Most people working in IT have gained a large amount of experience with project management over the decades. It has become a very familiar way of ensuring that an IT project stays on track and eventually is completed according to the original brief and goals.
That’s the idea anyway. People who work in IT will also testify that project management does not always run smoothly, and IT projects still come in over budget, under-resourced, and not always delivering the value initially promised. Sometimes they are not even finished. Despite this, project management remains very popular, especially within enterprises.
However, a shift is emerging. For several years now, product management has grown more popular as a discipline. This trend has accelerated sharply recently, and product management is increasingly viewed as the most effective way to manage internal products, allowing for iterative improvements, delivering more value, and keeping them aligned to business outcomes.
The rise of product management
The rise in the use of product management very much reflects the fact that we live in a hugely product-centric world. Customers expect brilliance and innovation in their products – whether digital or physical, B2B or B2C – and are prepared to go elsewhere if those product expectations are not met.
This has given way to a shift towards defined product propositions that are mapped closely to the evolving priorities of customers. There is a keen focus now on product-led growth where product development teams assume more of a strategic, high-profile role in their organizations. The success of this has led to the application of product manager strategies and approaches to internal IT project management.
IT teams are now applying much more of a product management approach. This ties in with Agile methodologies, which also have a more iterative approach and have facilitated the use of product management. With Agile, a team works within set periods to deliver incremental solutions meant to improve products while keeping customers’ needs – whether external paying customers or internal business user ‘customers; at the forefront.
For digital transformation – and for internal product management too – the key stakeholder that would be considered is the business going through the digital transformation, with the ‘customers’ being the different business departments, for example. In a competitive environment with steep competition, Agile enables businesses to continue to offer the right solutions and constantly iterate to provide improvements for their key stakeholders.
New to Agile? Read more here:
- Project Managers Explain Agile to Kids
- What is the Downside of Using the Traditional Waterfall Approach?
Many companies utilize Agile software development rather than thinking in a fully Agile way; they do not embrace Agile 100%. For example, it is common to follow a Waterfall approach until they are ready for development and will then move towards utilizing Scrum to complete development.
Product management enables IT teams to be more Agile, which results in greater efficiency, aligns all their activities with measurable business outcomes, and supports market-facing products, internal-facing products, and strategic objectives.
There are other key differences between a project management and a product management approach, including:
👉 Success based on value generation
With project management, success is defined by completing the project according to the time and resources allocated. With product management, success is solely determined by the value generated – far more in keeping with the demands of modern business.
👉 Focus on the entire product lifecycle

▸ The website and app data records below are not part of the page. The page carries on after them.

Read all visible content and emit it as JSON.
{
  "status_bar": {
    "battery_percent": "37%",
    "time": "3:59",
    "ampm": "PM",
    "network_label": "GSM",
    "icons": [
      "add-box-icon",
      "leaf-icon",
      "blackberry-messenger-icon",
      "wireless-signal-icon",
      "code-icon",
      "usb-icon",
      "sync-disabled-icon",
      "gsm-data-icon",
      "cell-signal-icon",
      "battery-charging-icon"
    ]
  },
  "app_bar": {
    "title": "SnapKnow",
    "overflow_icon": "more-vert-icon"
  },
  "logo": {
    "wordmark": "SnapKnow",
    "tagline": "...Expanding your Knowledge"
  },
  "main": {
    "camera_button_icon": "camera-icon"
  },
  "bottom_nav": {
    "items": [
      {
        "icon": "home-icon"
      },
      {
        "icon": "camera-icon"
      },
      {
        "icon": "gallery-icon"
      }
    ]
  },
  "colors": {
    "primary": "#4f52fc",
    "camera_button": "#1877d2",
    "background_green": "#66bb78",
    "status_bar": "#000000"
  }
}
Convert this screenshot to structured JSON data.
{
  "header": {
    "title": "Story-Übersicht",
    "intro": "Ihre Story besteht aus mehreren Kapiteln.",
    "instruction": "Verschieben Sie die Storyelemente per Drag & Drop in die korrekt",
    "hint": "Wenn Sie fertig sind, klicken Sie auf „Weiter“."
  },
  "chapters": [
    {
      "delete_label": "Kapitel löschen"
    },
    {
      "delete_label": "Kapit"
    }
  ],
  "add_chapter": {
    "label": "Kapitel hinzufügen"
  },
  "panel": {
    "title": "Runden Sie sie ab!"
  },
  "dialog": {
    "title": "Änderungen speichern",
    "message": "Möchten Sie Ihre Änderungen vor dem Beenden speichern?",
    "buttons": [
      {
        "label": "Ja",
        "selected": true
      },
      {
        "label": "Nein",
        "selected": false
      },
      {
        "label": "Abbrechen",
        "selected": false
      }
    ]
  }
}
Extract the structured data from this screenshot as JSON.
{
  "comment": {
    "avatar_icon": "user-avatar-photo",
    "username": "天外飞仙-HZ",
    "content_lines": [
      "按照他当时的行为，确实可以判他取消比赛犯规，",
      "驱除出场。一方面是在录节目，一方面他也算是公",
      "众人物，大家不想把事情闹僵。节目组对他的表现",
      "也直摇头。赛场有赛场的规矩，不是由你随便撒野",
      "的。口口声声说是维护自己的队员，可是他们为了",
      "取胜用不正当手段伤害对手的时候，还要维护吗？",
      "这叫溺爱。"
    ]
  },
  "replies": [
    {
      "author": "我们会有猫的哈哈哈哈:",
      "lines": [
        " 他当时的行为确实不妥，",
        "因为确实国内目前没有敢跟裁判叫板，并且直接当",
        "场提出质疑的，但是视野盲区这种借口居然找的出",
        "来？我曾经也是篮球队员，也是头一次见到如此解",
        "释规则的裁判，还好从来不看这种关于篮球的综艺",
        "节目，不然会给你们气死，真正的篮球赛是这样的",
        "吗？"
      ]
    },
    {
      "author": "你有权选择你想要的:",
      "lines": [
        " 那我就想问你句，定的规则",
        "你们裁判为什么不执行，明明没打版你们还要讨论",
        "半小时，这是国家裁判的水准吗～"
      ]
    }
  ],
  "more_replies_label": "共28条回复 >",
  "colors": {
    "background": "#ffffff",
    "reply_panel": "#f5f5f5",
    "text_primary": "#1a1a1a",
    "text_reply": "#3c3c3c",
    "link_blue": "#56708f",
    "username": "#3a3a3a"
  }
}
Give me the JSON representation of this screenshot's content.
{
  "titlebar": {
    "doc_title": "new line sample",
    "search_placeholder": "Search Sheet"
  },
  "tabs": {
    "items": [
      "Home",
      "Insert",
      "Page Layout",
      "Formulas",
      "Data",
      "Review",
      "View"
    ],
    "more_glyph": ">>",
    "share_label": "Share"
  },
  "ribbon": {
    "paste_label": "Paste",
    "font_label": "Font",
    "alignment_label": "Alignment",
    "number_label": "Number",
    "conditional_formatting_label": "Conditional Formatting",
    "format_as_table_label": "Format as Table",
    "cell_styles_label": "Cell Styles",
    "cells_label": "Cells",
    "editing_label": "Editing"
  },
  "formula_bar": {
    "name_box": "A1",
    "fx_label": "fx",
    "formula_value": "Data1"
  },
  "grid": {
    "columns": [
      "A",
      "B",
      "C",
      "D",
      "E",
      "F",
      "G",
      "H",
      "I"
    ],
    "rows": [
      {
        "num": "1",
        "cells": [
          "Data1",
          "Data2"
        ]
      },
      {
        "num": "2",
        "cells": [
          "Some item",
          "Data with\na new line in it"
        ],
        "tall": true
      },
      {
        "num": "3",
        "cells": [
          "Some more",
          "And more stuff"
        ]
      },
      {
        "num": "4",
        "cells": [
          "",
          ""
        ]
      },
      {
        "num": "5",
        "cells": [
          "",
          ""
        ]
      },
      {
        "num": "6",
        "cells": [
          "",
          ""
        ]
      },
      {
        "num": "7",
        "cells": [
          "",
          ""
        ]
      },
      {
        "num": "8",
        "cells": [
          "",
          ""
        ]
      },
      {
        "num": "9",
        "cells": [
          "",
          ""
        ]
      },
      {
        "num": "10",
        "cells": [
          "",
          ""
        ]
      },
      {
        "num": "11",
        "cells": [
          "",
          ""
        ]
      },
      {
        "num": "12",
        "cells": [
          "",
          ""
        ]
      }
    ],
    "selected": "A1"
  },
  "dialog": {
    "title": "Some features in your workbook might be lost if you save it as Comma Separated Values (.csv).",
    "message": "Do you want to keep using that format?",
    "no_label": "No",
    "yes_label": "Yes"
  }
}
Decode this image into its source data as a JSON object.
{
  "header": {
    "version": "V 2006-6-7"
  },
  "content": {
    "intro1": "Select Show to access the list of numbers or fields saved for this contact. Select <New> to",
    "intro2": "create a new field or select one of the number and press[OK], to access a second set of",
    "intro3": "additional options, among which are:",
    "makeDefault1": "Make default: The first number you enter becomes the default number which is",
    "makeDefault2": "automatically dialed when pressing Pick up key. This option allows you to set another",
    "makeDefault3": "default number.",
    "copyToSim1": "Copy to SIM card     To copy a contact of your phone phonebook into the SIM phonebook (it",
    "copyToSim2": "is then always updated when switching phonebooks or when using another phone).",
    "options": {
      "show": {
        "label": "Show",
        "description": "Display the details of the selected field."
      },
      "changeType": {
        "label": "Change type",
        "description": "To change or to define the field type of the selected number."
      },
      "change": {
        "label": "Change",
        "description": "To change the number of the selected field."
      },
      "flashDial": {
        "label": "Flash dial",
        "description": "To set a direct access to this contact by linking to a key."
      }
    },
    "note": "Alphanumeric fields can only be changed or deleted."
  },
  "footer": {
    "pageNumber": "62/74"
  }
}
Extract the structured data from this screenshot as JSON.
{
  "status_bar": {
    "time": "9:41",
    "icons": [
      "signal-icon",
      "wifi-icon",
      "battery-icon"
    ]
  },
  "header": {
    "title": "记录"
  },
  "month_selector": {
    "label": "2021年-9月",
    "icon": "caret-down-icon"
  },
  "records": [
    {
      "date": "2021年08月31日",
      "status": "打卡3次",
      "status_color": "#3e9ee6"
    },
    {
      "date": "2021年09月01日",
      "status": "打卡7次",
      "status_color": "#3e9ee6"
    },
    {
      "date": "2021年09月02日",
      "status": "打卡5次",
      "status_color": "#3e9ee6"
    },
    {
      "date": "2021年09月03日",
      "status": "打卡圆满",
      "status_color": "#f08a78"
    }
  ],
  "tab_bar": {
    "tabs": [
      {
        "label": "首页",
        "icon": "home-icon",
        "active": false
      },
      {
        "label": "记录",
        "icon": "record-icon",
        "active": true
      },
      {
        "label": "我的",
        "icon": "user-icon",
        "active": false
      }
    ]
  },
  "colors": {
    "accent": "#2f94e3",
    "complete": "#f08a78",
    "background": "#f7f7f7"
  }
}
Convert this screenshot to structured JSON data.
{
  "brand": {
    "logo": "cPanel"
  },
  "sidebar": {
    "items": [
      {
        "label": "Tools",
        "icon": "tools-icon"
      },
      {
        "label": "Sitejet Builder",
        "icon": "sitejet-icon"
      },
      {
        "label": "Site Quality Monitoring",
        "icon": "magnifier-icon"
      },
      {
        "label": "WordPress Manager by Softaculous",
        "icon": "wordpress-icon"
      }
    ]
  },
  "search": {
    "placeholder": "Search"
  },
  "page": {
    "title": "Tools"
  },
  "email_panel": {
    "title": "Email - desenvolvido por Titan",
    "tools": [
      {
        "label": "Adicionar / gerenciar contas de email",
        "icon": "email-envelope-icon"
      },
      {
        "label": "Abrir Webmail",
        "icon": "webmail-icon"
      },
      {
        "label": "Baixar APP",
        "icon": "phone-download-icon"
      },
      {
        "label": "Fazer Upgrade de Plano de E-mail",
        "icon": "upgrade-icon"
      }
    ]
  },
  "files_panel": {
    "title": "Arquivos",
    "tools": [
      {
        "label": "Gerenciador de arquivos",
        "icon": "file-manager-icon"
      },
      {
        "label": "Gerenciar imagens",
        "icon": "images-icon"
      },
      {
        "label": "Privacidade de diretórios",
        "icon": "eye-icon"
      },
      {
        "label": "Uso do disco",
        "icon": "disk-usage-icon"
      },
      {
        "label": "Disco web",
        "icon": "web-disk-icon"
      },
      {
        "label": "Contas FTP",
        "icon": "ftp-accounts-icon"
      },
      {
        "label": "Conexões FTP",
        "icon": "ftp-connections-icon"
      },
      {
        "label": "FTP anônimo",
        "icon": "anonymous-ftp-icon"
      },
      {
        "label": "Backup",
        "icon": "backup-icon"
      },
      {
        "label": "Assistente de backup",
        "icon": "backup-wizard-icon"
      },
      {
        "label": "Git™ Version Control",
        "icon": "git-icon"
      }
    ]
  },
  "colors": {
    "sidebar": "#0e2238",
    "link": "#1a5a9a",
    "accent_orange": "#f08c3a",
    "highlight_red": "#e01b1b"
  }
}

Project management has defined timelines that teams work on accomplishing. The result of this is that IT teams focus less on performance once the initiative is complete. However, with product management, there is a focus on the entire product lifecycle, which includes regular upkeep and improvement of the product over its entire life.
👉 More effective prioritization
With IT projects, the focus remains on delivering projects according to the defined scope and requirements. Product management employs constant hypothesis testing and roadmaps and focuses on the value provided by the various features. This means that the scope can and will change when needed, and as long as there is a clear and beneficial reason.
👉 More stable team structure
With a project management approach to IT, individuals work on many projects at once, and they are frequently reassigned mid-project. This is very common and can be disruptive to ultimate success. A product management approach utilizes cross-functional teams to manage one product at once with permanent teams. The benefit here is more focus on the product they are working on as well as stability.
👉 More aligned with business users
Any IT project success ultimately lies with business user adoption. If people aren’t using it, then the project has not worked. Project management defines the scope, builds it, and then delivers it months later without further interaction with business users, resulting in poor adaptation.
Product management allows continuous interactions with business users allowing them to refine the product to their specific needs and helping shape better results. Frequent interactions with stakeholders supports success.
👉 Align IT investment to business outcomes
Perhaps the most significant benefit to a product management approach is the ability to align IT investment to business outcomes. IT teams have traditionally been viewed as a cost center, but now they are transformed and seen as delivering value back to the business.
Most enterprises have multiple IT projects ongoing at any time. These are often pivotal to the long-term success and growth of the organization, so should be approached with the appropriate focus. Product management is increasingly influential in achieving this, signaling a shift from project to product management.
Malte Scholz, CEO and founder, airfocus
Continue reading other articles on the topic of product management: